MATERIAL PROVIDED ::
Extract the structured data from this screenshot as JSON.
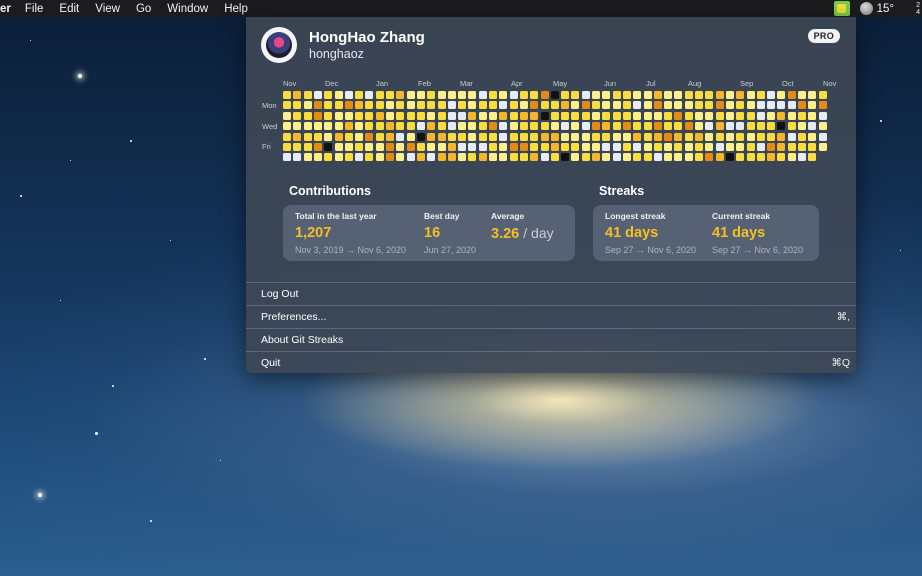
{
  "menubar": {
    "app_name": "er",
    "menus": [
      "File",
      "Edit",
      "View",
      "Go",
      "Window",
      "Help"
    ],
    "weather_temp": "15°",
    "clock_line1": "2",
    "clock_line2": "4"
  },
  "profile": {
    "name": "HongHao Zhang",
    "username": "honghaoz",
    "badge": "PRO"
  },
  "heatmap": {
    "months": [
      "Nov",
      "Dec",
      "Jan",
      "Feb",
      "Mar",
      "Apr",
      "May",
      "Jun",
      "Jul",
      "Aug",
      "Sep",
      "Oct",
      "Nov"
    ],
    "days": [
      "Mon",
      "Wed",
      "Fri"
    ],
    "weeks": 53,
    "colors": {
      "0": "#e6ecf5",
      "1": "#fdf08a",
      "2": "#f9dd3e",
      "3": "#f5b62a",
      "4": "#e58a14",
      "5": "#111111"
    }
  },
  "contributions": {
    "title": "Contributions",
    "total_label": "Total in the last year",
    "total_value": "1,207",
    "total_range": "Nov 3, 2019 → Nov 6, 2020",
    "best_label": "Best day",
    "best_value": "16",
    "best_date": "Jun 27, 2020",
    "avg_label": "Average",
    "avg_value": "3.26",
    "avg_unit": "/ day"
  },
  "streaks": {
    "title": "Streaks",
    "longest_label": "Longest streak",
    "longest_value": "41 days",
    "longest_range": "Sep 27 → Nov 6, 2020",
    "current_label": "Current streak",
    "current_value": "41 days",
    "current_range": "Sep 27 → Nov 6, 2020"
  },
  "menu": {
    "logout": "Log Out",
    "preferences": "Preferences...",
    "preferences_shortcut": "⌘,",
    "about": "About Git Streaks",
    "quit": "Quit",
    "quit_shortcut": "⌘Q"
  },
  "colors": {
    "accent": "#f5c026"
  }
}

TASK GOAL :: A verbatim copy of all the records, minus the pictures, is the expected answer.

SOLVED PROBLEM ::
Extract the structured data from this screenshot as JSON.
{
  "menubar": {
    "app_name": "er",
    "menus": [
      "File",
      "Edit",
      "View",
      "Go",
      "Window",
      "Help"
    ],
    "weather_temp": "15°",
    "clock_line1": "2",
    "clock_line2": "4"
  },
  "profile": {
    "name": "HongHao Zhang",
    "username": "honghaoz",
    "badge": "PRO"
  },
  "heatmap": {
    "months": [
      "Nov",
      "Dec",
      "Jan",
      "Feb",
      "Mar",
      "Apr",
      "May",
      "Jun",
      "Jul",
      "Aug",
      "Sep",
      "Oct",
      "Nov"
    ],
    "days": [
      "Mon",
      "Wed",
      "Fri"
    ],
    "weeks": 53,
    "colors": {
      "0": "#e6ecf5",
      "1": "#fdf08a",
      "2": "#f9dd3e",
      "3": "#f5b62a",
      "4": "#e58a14",
      "5": "#111111"
    }
  },
  "contributions": {
    "title": "Contributions",
    "total_label": "Total in the last year",
    "total_value": "1,207",
    "total_range": "Nov 3, 2019 → Nov 6, 2020",
    "best_label": "Best day",
    "best_value": "16",
    "best_date": "Jun 27, 2020",
    "avg_label": "Average",
    "avg_value": "3.26",
    "avg_unit": "/ day"
  },
  "streaks": {
    "title": "Streaks",
    "longest_label": "Longest streak",
    "longest_value": "41 days",
    "longest_range": "Sep 27 → Nov 6, 2020",
    "current_label": "Current streak",
    "current_value": "41 days",
    "current_range": "Sep 27 → Nov 6, 2020"
  },
  "menu": {
    "logout": "Log Out",
    "preferences": "Preferences...",
    "preferences_shortcut": "⌘,",
    "about": "About Git Streaks",
    "quit": "Quit",
    "quit_shortcut": "⌘Q"
  },
  "colors": {
    "accent": "#f5c026"
  }
}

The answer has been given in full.